One of my students, Blanca, invited me to the Hody celebration of St. Martin in her village of Hodonice about 30 minutes outside of Znojmo. St. Martin is technically celebrated on November 11th and legend holds that he rides on a white horse into this region bringing the snow with him. It is also typical on St. Martin’s day for Czech people to eat goose. My Hody experience began with arriving at Blanca’s house to find out they were slaughtering a pig. I then watched Blanca put on the traditional Hodonice costume, or kroj. This costume is very expensive and is only worn once a year for this particular occasion. We then walked with three other students from that class to the Hodonice community center for the celebration.
The party began with a traditional polka dance by all of the young people (from small children to teenagers) wearing the kroj. I was amazed with how many teenagers were proudly wearing the costume and how people of all ages were cheering them on. When transferring this celebration to the United States I saw a lot of grumpy teenagers feeling “lame” in their costumes and rolling their eyes at their parents for showing up and embarrassing them.
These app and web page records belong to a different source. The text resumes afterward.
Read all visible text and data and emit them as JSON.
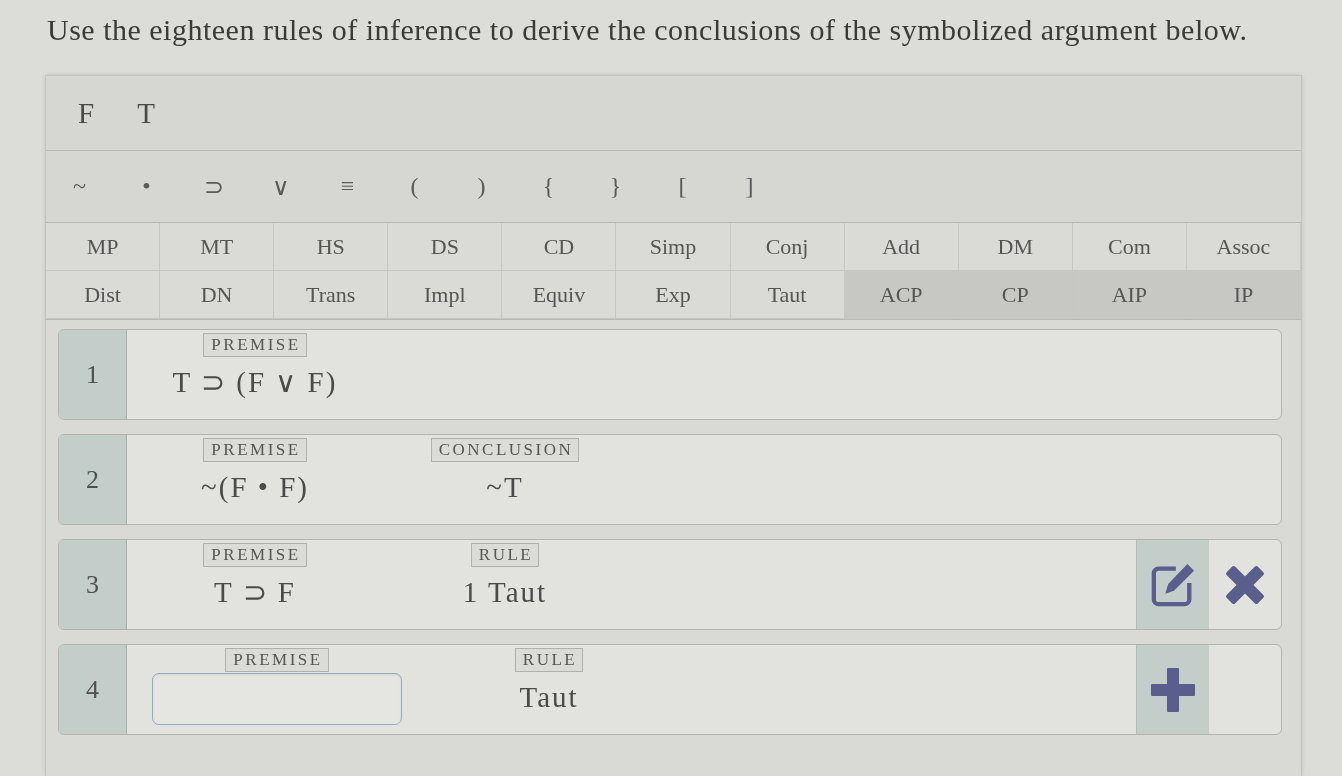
{
  "instruction": "Use the eighteen rules of inference to derive the conclusions of the symbolized argument below.",
  "variables": [
    "F",
    "T"
  ],
  "operators": [
    "~",
    "•",
    "⊃",
    "∨",
    "≡",
    "(",
    ")",
    "{",
    "}",
    "[",
    "]"
  ],
  "rules": [
    [
      {
        "label": "MP",
        "kind": "rule"
      },
      {
        "label": "MT",
        "kind": "rule"
      },
      {
        "label": "HS",
        "kind": "rule"
      },
      {
        "label": "DS",
        "kind": "rule"
      },
      {
        "label": "CD",
        "kind": "rule"
      },
      {
        "label": "Simp",
        "kind": "rule"
      },
      {
        "label": "Conj",
        "kind": "rule"
      },
      {
        "label": "Add",
        "kind": "rule"
      },
      {
        "label": "DM",
        "kind": "rule"
      },
      {
        "label": "Com",
        "kind": "rule"
      },
      {
        "label": "Assoc",
        "kind": "rule"
      }
    ],
    [
      {
        "label": "Dist",
        "kind": "rule"
      },
      {
        "label": "DN",
        "kind": "rule"
      },
      {
        "label": "Trans",
        "kind": "rule"
      },
      {
        "label": "Impl",
        "kind": "rule"
      },
      {
        "label": "Equiv",
        "kind": "rule"
      },
      {
        "label": "Exp",
        "kind": "rule"
      },
      {
        "label": "Taut",
        "kind": "rule"
      },
      {
        "label": "ACP",
        "kind": "proof"
      },
      {
        "label": "CP",
        "kind": "proof"
      },
      {
        "label": "AIP",
        "kind": "proof"
      },
      {
        "label": "IP",
        "kind": "proof"
      }
    ]
  ],
  "lines": [
    {
      "number": "1",
      "columns": [
        {
          "kind": "text",
          "label": "PREMISE",
          "value": "T ⊃ (F ∨ F)"
        }
      ]
    },
    {
      "number": "2",
      "columns": [
        {
          "kind": "text",
          "label": "PREMISE",
          "value": "~(F • F)"
        },
        {
          "kind": "text",
          "label": "CONCLUSION",
          "value": "~T"
        }
      ]
    },
    {
      "number": "3",
      "columns": [
        {
          "kind": "text",
          "label": "PREMISE",
          "value": "T ⊃ F"
        },
        {
          "kind": "text",
          "label": "RULE",
          "value": "1 Taut"
        }
      ],
      "actions": [
        {
          "kind": "edit"
        },
        {
          "kind": "delete"
        }
      ]
    },
    {
      "number": "4",
      "columns": [
        {
          "kind": "input",
          "label": "PREMISE"
        },
        {
          "kind": "text",
          "label": "RULE",
          "value": "Taut"
        }
      ],
      "actions": [
        {
          "kind": "add"
        }
      ]
    }
  ]
}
The closest comparison I could draw was to the town spirit surrounding a high school football game. Maybe the reason Czech towns are not united around athletics is because they have deeper history and traditions to bond them. I like this idea. The performance ended with the singing of a Czech song, which I could only imagine was some form of village anthem.
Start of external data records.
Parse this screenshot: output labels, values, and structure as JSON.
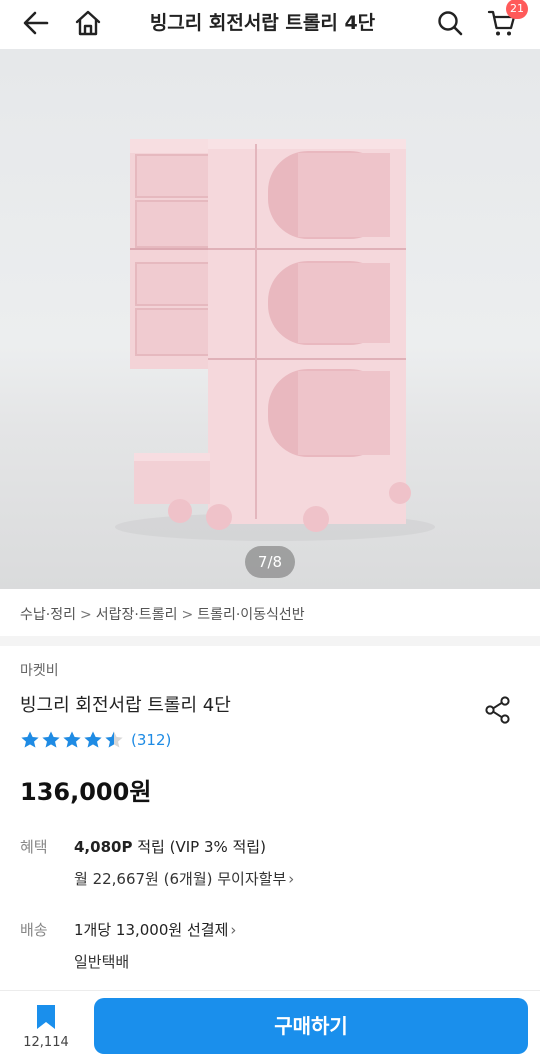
{
  "header": {
    "title": "빙그리 회전서랍 트롤리 4단",
    "cart_count": "21",
    "icons": [
      "back-arrow-icon",
      "home-icon",
      "search-icon",
      "cart-icon"
    ]
  },
  "gallery": {
    "counter": "7/8"
  },
  "breadcrumb": {
    "items": [
      "수납·정리",
      "서랍장·트롤리",
      "트롤리·이동식선반"
    ],
    "separator": ">"
  },
  "product": {
    "seller": "마켓비",
    "name": "빙그리 회전서랍 트롤리 4단",
    "rating": 4.5,
    "rating_max": 5,
    "review_count": "(312)",
    "price": "136,000원",
    "star_color": "#1e8be4"
  },
  "benefit": {
    "label": "혜택",
    "points": "4,080P",
    "points_suffix": " 적립",
    "vip": " (VIP 3% 적립)",
    "installment": "월 22,667원 (6개월) 무이자할부"
  },
  "shipping": {
    "label": "배송",
    "fee": "1개당 13,000원",
    "fee_suffix": " 선결제",
    "type": "일반택배"
  },
  "bottom": {
    "wish_count": "12,114",
    "buy_label": "구매하기",
    "accent_color": "#1a8fec"
  }
}
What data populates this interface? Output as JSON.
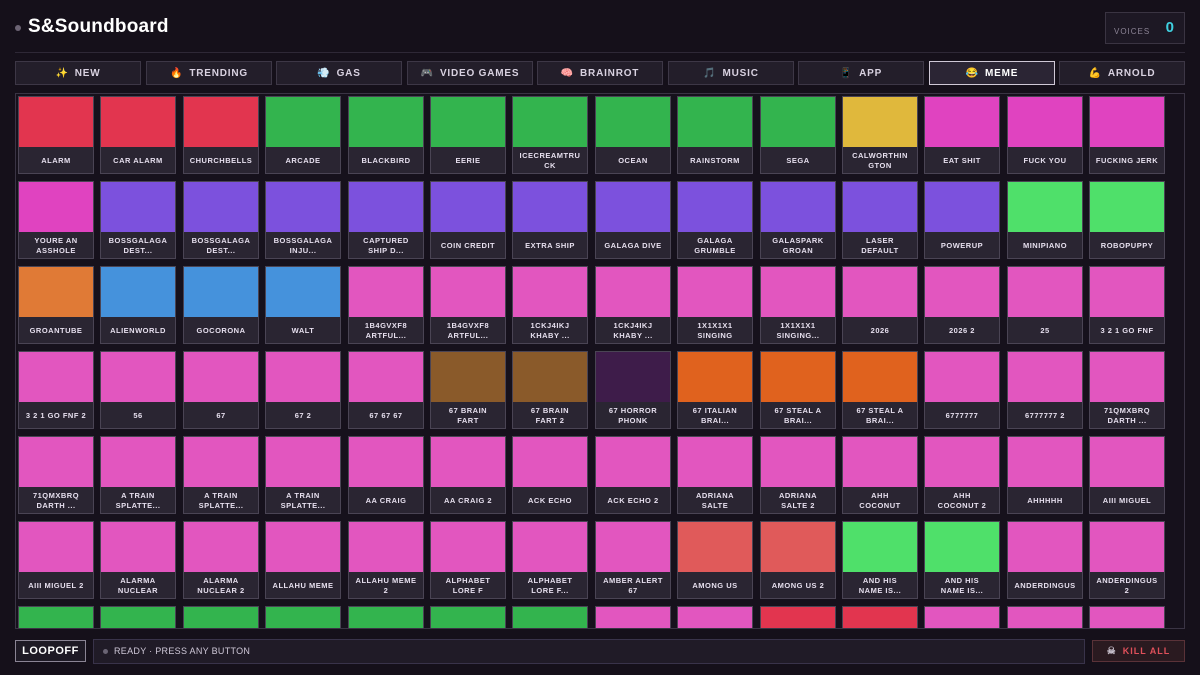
{
  "app": {
    "title": "S&Soundboard"
  },
  "voices": {
    "label": "VOICES",
    "count": "0"
  },
  "tabs": [
    {
      "icon": "✨",
      "label": "NEW"
    },
    {
      "icon": "🔥",
      "label": "TRENDING"
    },
    {
      "icon": "💨",
      "label": "GAS"
    },
    {
      "icon": "🎮",
      "label": "VIDEO GAMES"
    },
    {
      "icon": "🧠",
      "label": "BRAINROT"
    },
    {
      "icon": "🎵",
      "label": "MUSIC"
    },
    {
      "icon": "📱",
      "label": "APP"
    },
    {
      "icon": "😂",
      "label": "MEME",
      "active": true
    },
    {
      "icon": "💪",
      "label": "ARNOLD"
    }
  ],
  "colors": {
    "red": "#e2354f",
    "green": "#33b44e",
    "gold": "#e0b83c",
    "magenta": "#e043c0",
    "purple": "#7c51dd",
    "lime": "#4fe06a",
    "orange": "#e07a36",
    "blue": "#4592dc",
    "pink": "#e256bf",
    "brown": "#8a5a2a",
    "darkpurple": "#3e1c4a",
    "deeporange": "#e0621e",
    "salmon": "#e05a5a"
  },
  "pads": [
    {
      "label": "ALARM",
      "color": "#e2354f"
    },
    {
      "label": "CAR ALARM",
      "color": "#e2354f"
    },
    {
      "label": "CHURCHBELLS",
      "color": "#e2354f"
    },
    {
      "label": "ARCADE",
      "color": "#33b44e"
    },
    {
      "label": "BLACKBIRD",
      "color": "#33b44e"
    },
    {
      "label": "EERIE",
      "color": "#33b44e"
    },
    {
      "label": "ICECREAMTRU\nCK",
      "color": "#33b44e"
    },
    {
      "label": "OCEAN",
      "color": "#33b44e"
    },
    {
      "label": "RAINSTORM",
      "color": "#33b44e"
    },
    {
      "label": "SEGA",
      "color": "#33b44e"
    },
    {
      "label": "CALWORTHIN\nGTON",
      "color": "#e0b83c"
    },
    {
      "label": "EAT SHIT",
      "color": "#e043c0"
    },
    {
      "label": "FUCK YOU",
      "color": "#e043c0"
    },
    {
      "label": "FUCKING JERK",
      "color": "#e043c0"
    },
    {
      "label": "YOURE AN\nASSHOLE",
      "color": "#e043c0"
    },
    {
      "label": "BOSSGALAGA\nDEST...",
      "color": "#7c51dd"
    },
    {
      "label": "BOSSGALAGA\nDEST...",
      "color": "#7c51dd"
    },
    {
      "label": "BOSSGALAGA\nINJU...",
      "color": "#7c51dd"
    },
    {
      "label": "CAPTURED\nSHIP D...",
      "color": "#7c51dd"
    },
    {
      "label": "COIN CREDIT",
      "color": "#7c51dd"
    },
    {
      "label": "EXTRA SHIP",
      "color": "#7c51dd"
    },
    {
      "label": "GALAGA DIVE",
      "color": "#7c51dd"
    },
    {
      "label": "GALAGA\nGRUMBLE",
      "color": "#7c51dd"
    },
    {
      "label": "GALASPARK\nGROAN",
      "color": "#7c51dd"
    },
    {
      "label": "LASER\nDEFAULT",
      "color": "#7c51dd"
    },
    {
      "label": "POWERUP",
      "color": "#7c51dd"
    },
    {
      "label": "MINIPIANO",
      "color": "#4fe06a"
    },
    {
      "label": "ROBOPUPPY",
      "color": "#4fe06a"
    },
    {
      "label": "GROANTUBE",
      "color": "#e07a36"
    },
    {
      "label": "ALIENWORLD",
      "color": "#4592dc"
    },
    {
      "label": "GOCORONA",
      "color": "#4592dc"
    },
    {
      "label": "WALT",
      "color": "#4592dc"
    },
    {
      "label": "1B4GVXF8\nARTFUL...",
      "color": "#e256bf"
    },
    {
      "label": "1B4GVXF8\nARTFUL...",
      "color": "#e256bf"
    },
    {
      "label": "1CKJ4IKJ\nKHABY ...",
      "color": "#e256bf"
    },
    {
      "label": "1CKJ4IKJ\nKHABY ...",
      "color": "#e256bf"
    },
    {
      "label": "1X1X1X1\nSINGING",
      "color": "#e256bf"
    },
    {
      "label": "1X1X1X1\nSINGING...",
      "color": "#e256bf"
    },
    {
      "label": "2026",
      "color": "#e256bf"
    },
    {
      "label": "2026 2",
      "color": "#e256bf"
    },
    {
      "label": "25",
      "color": "#e256bf"
    },
    {
      "label": "3 2 1 GO FNF",
      "color": "#e256bf"
    },
    {
      "label": "3 2 1 GO FNF 2",
      "color": "#e256bf"
    },
    {
      "label": "56",
      "color": "#e256bf"
    },
    {
      "label": "67",
      "color": "#e256bf"
    },
    {
      "label": "67 2",
      "color": "#e256bf"
    },
    {
      "label": "67 67 67",
      "color": "#e256bf"
    },
    {
      "label": "67 BRAIN\nFART",
      "color": "#8a5a2a"
    },
    {
      "label": "67 BRAIN\nFART 2",
      "color": "#8a5a2a"
    },
    {
      "label": "67 HORROR\nPHONK",
      "color": "#3e1c4a"
    },
    {
      "label": "67 ITALIAN\nBRAI...",
      "color": "#e0621e"
    },
    {
      "label": "67 STEAL A\nBRAI...",
      "color": "#e0621e"
    },
    {
      "label": "67 STEAL A\nBRAI...",
      "color": "#e0621e"
    },
    {
      "label": "6777777",
      "color": "#e256bf"
    },
    {
      "label": "6777777 2",
      "color": "#e256bf"
    },
    {
      "label": "71QMXBRQ\nDARTH ...",
      "color": "#e256bf"
    },
    {
      "label": "71QMXBRQ\nDARTH ...",
      "color": "#e256bf"
    },
    {
      "label": "A TRAIN\nSPLATTE...",
      "color": "#e256bf"
    },
    {
      "label": "A TRAIN\nSPLATTE...",
      "color": "#e256bf"
    },
    {
      "label": "A TRAIN\nSPLATTE...",
      "color": "#e256bf"
    },
    {
      "label": "AA CRAIG",
      "color": "#e256bf"
    },
    {
      "label": "AA CRAIG 2",
      "color": "#e256bf"
    },
    {
      "label": "ACK ECHO",
      "color": "#e256bf"
    },
    {
      "label": "ACK ECHO 2",
      "color": "#e256bf"
    },
    {
      "label": "ADRIANA\nSALTE",
      "color": "#e256bf"
    },
    {
      "label": "ADRIANA\nSALTE 2",
      "color": "#e256bf"
    },
    {
      "label": "AHH\nCOCONUT",
      "color": "#e256bf"
    },
    {
      "label": "AHH\nCOCONUT 2",
      "color": "#e256bf"
    },
    {
      "label": "AHHHHH",
      "color": "#e256bf"
    },
    {
      "label": "AIII MIGUEL",
      "color": "#e256bf"
    },
    {
      "label": "AIII MIGUEL 2",
      "color": "#e256bf"
    },
    {
      "label": "ALARMA\nNUCLEAR",
      "color": "#e256bf"
    },
    {
      "label": "ALARMA\nNUCLEAR 2",
      "color": "#e256bf"
    },
    {
      "label": "ALLAHU MEME",
      "color": "#e256bf"
    },
    {
      "label": "ALLAHU MEME\n2",
      "color": "#e256bf"
    },
    {
      "label": "ALPHABET\nLORE F",
      "color": "#e256bf"
    },
    {
      "label": "ALPHABET\nLORE F...",
      "color": "#e256bf"
    },
    {
      "label": "AMBER ALERT\n67",
      "color": "#e256bf"
    },
    {
      "label": "AMONG US",
      "color": "#e05a5a"
    },
    {
      "label": "AMONG US 2",
      "color": "#e05a5a"
    },
    {
      "label": "AND HIS\nNAME IS...",
      "color": "#4fe06a"
    },
    {
      "label": "AND HIS\nNAME IS...",
      "color": "#4fe06a"
    },
    {
      "label": "ANDERDINGUS",
      "color": "#e256bf"
    },
    {
      "label": "ANDERDINGUS\n2",
      "color": "#e256bf"
    },
    {
      "label": "",
      "color": "#33b44e"
    },
    {
      "label": "",
      "color": "#33b44e"
    },
    {
      "label": "",
      "color": "#33b44e"
    },
    {
      "label": "",
      "color": "#33b44e"
    },
    {
      "label": "",
      "color": "#33b44e"
    },
    {
      "label": "",
      "color": "#33b44e"
    },
    {
      "label": "",
      "color": "#33b44e"
    },
    {
      "label": "",
      "color": "#e256bf"
    },
    {
      "label": "",
      "color": "#e256bf"
    },
    {
      "label": "",
      "color": "#e2354f"
    },
    {
      "label": "",
      "color": "#e2354f"
    },
    {
      "label": "",
      "color": "#e256bf"
    },
    {
      "label": "",
      "color": "#e256bf"
    },
    {
      "label": "",
      "color": "#e256bf"
    }
  ],
  "footer": {
    "loop_label": "LOOPOFF",
    "status_text": "READY · PRESS ANY BUTTON",
    "kill_icon": "☠",
    "kill_label": "KILL ALL"
  }
}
The party continued for hours and hours with a raffle and continuous drinking, talking, music and dancing. There were two bands that alternated playing: one with traditional polka music and the second, a more contemporary trio. The contemporary band alternated between playing Czech or Slovak dance songs and American ones like “Mamma Mia” and Katy Perry. I had so much fun dancing with my students and learning how to dance polka with several different dance partners. The dancing was interrupted with a midnight performance by the kroj wearers where the lead couple passed the title to the couple for the next year. Even though my little group left around 2 am, the party apparently continued until around 4:30 am! When I left, small children and older people were still there. It would not surprise me if they were there until the end as well.
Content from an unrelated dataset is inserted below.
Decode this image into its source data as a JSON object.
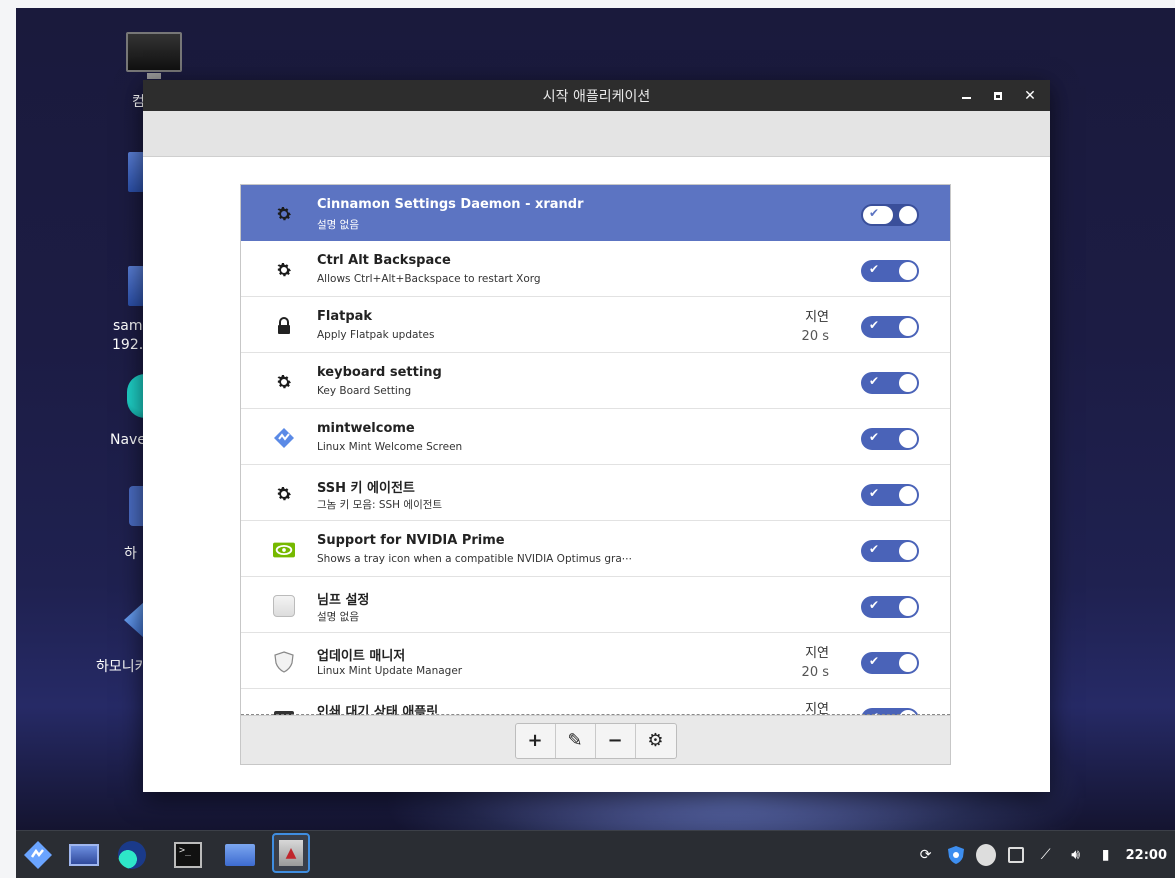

Sunday morning I was able to try out some more village Czech culture. I was dressed like a Barbie doll in the kroj, which features 3 skirts, and is actually quite heavy. I also was offered to try some traditional Czech food. I did this without questions, which might have been a mistake. Breakfast consisted of homemade bread with butter and tomatoes—I couldn’t bring myself to do this combination, but everyone else did. Shortly after, I was offered to sample some lunch options. The first item was a fat gray sausage with the consistency of flan. I could see vegetables and some meat in it, so I gave it a try. It tasted alright, but it turned out to be made of pig’s skin, which still makes me want to die every time I think about it. Some pork schnitzel, or řízek, and homemade pickles were much better. Although, I can only imagine all of these pig items came from the slaughtering the night before…
Overall, it was an incredibly unique experience and I felt so lucky to be invited to take part. Even many Czech people have told me they have never experienced a Hody celebration. It was hard to me to express to Blanca how special her invitation was to me. I look forward to many more rich cultural experiences this year!
Coming up this week: My first Czech Ples or proms. 2 nights, 2 proms, here we go…